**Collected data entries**
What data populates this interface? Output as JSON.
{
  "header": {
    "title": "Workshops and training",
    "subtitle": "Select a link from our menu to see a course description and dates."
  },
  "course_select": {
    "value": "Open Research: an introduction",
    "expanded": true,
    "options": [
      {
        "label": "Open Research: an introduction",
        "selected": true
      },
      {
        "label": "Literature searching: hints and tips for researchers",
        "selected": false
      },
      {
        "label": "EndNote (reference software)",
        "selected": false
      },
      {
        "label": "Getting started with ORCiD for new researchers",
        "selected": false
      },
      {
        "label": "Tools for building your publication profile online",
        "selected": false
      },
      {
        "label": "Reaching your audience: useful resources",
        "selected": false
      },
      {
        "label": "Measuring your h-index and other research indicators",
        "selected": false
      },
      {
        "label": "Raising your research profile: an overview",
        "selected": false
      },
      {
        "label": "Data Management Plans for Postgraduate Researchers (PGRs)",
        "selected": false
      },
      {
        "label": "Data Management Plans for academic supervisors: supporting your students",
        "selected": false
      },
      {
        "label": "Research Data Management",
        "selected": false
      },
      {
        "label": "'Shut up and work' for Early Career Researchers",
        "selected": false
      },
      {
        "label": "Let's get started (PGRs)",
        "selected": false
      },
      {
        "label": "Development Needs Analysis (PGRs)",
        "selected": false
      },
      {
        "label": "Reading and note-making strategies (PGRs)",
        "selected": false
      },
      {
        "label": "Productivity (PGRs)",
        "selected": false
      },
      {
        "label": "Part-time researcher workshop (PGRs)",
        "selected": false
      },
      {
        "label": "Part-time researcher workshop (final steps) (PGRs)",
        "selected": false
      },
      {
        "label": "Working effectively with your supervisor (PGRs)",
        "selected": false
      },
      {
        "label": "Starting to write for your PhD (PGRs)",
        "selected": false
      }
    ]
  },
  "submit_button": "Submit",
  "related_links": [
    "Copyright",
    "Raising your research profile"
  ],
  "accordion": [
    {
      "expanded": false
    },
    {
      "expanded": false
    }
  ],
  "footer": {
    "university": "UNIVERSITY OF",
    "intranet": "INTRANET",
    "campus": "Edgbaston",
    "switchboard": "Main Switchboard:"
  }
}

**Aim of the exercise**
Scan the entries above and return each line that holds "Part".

**Response to the exercise**
        "label": "Part-time researcher workshop (PGRs)",
        "label": "Part-time researcher workshop (final steps) (PGRs)",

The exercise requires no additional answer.